→ **EXERCISE DESCRIPTION**
List all lines of the data that include the string "JSON".

━━━━

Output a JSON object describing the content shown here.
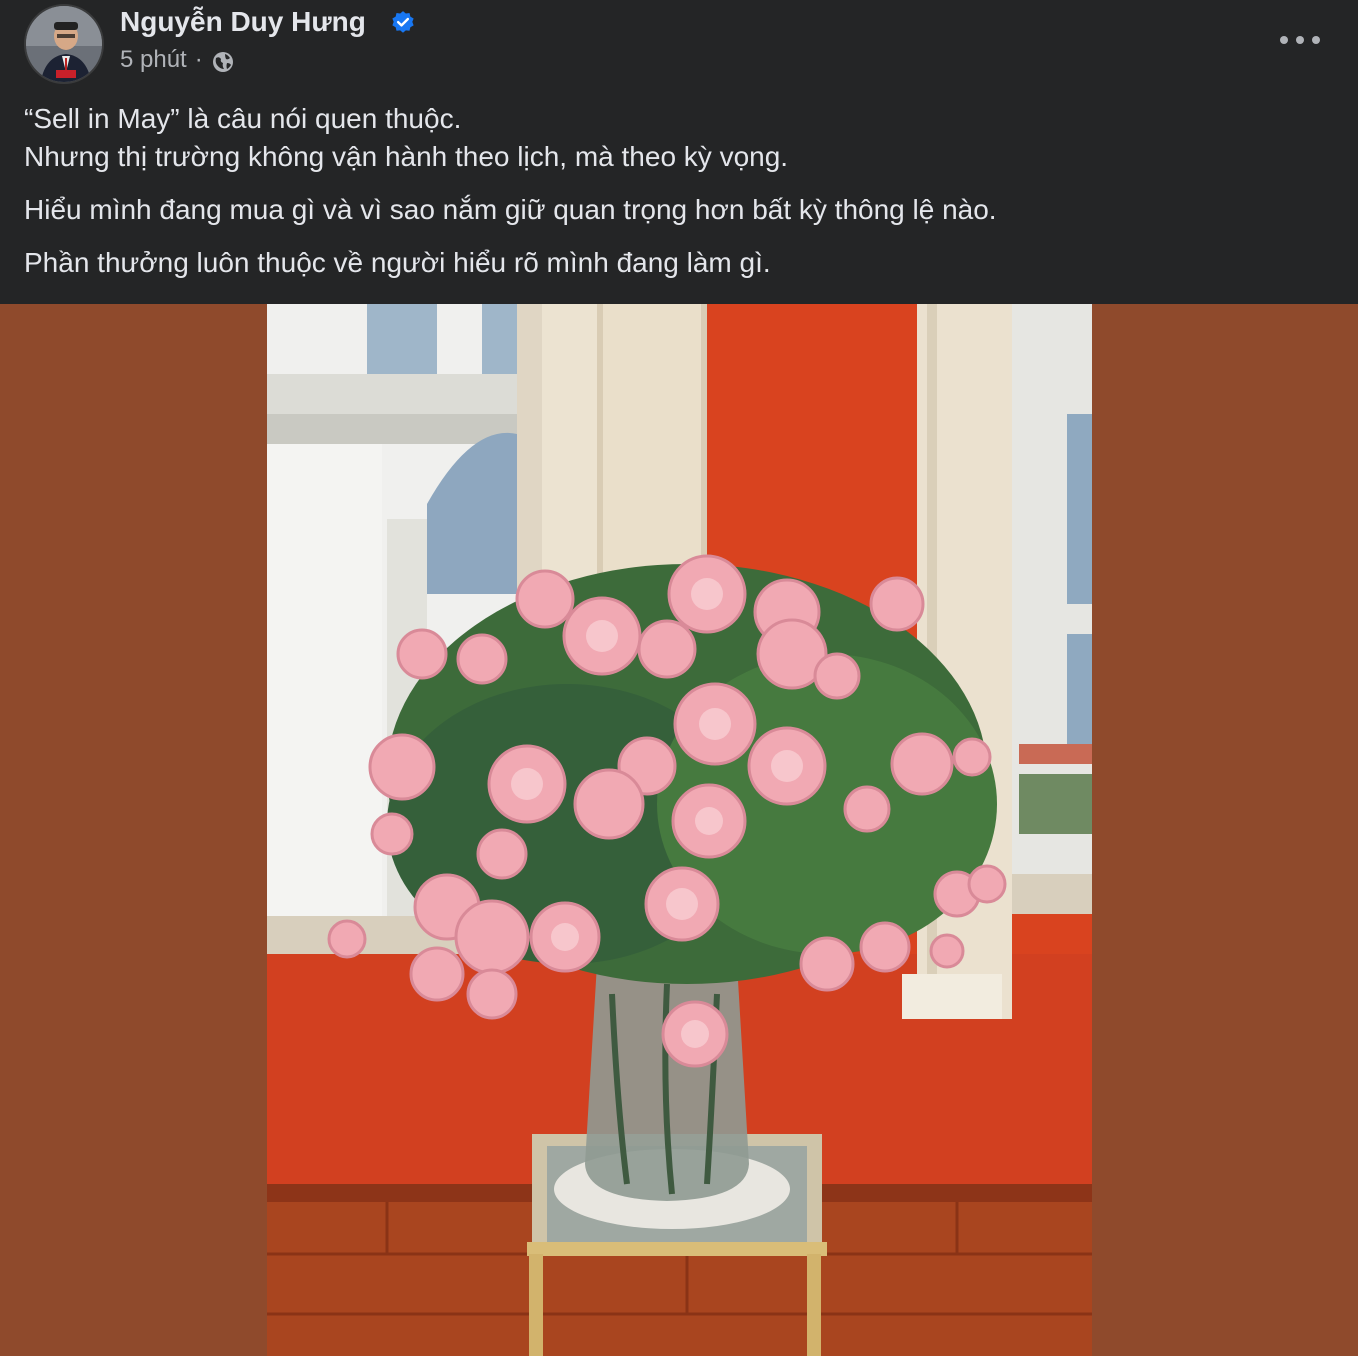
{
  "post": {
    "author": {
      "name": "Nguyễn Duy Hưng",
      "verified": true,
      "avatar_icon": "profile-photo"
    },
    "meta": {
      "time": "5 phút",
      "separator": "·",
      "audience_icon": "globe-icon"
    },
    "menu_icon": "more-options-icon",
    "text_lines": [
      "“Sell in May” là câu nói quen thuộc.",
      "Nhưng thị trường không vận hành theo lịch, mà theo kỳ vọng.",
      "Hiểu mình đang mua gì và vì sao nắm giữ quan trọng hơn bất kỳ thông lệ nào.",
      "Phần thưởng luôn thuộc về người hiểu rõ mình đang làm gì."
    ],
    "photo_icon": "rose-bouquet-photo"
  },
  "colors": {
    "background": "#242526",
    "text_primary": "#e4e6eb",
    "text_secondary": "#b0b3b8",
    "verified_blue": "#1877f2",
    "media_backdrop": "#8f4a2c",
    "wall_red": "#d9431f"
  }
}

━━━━

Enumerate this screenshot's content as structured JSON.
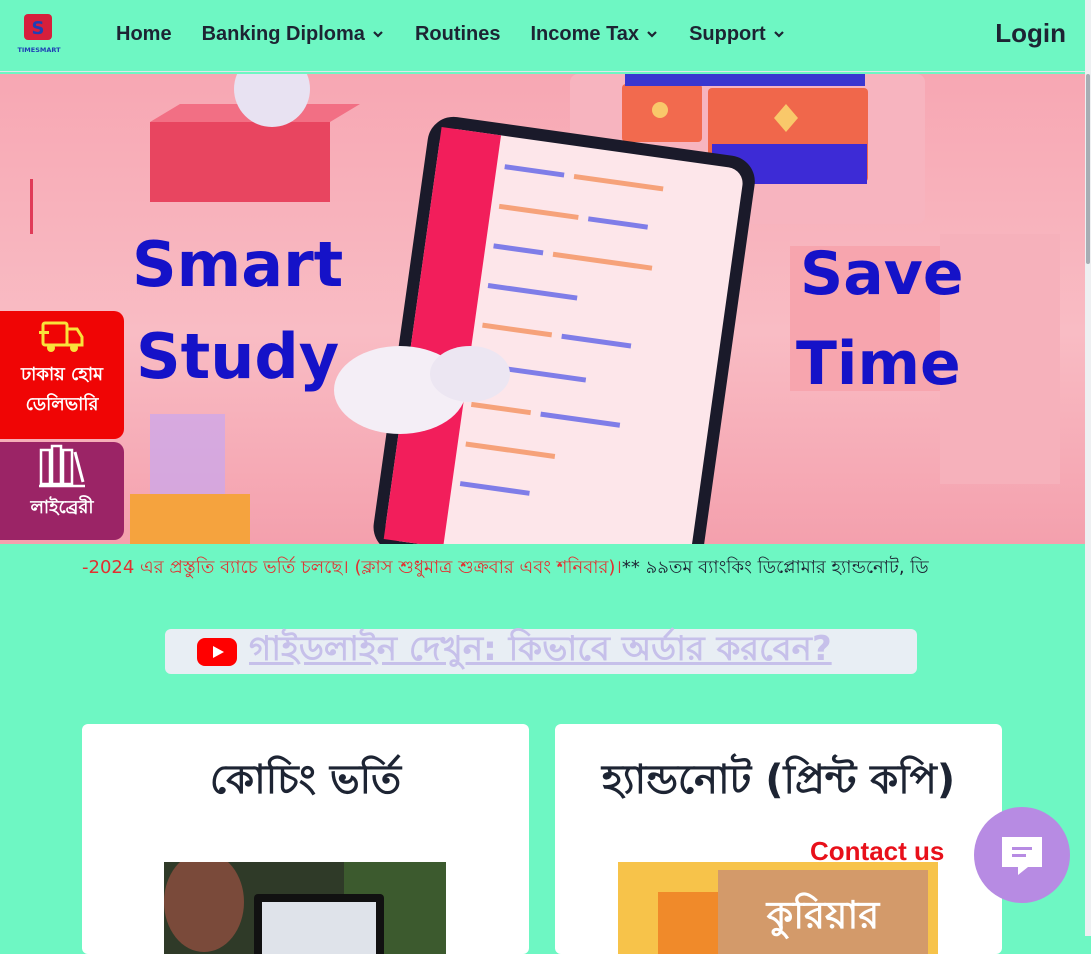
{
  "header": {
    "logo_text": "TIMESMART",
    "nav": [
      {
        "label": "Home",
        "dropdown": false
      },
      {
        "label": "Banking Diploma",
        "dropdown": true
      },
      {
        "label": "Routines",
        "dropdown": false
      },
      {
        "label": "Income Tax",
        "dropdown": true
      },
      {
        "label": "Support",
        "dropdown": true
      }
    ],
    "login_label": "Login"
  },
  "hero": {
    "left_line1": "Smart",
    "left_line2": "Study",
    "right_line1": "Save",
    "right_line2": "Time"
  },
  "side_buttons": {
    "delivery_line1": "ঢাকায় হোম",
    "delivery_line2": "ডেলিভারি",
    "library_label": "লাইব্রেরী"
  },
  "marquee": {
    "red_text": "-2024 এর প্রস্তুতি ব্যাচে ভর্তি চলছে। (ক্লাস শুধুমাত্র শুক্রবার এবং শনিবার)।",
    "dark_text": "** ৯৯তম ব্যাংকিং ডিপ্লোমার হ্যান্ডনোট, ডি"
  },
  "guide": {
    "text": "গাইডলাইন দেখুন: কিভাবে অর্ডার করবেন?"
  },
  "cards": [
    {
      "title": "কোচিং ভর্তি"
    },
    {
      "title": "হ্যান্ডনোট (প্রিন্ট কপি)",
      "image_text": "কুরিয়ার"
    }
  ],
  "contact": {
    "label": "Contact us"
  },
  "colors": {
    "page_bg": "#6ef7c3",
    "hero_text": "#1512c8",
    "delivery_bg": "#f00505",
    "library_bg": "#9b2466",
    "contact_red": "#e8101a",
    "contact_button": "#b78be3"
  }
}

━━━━

→ **RESULT BELOW**
Output a JSON object describing the content shown here.
Enumerate this screenshot's content as structured JSON.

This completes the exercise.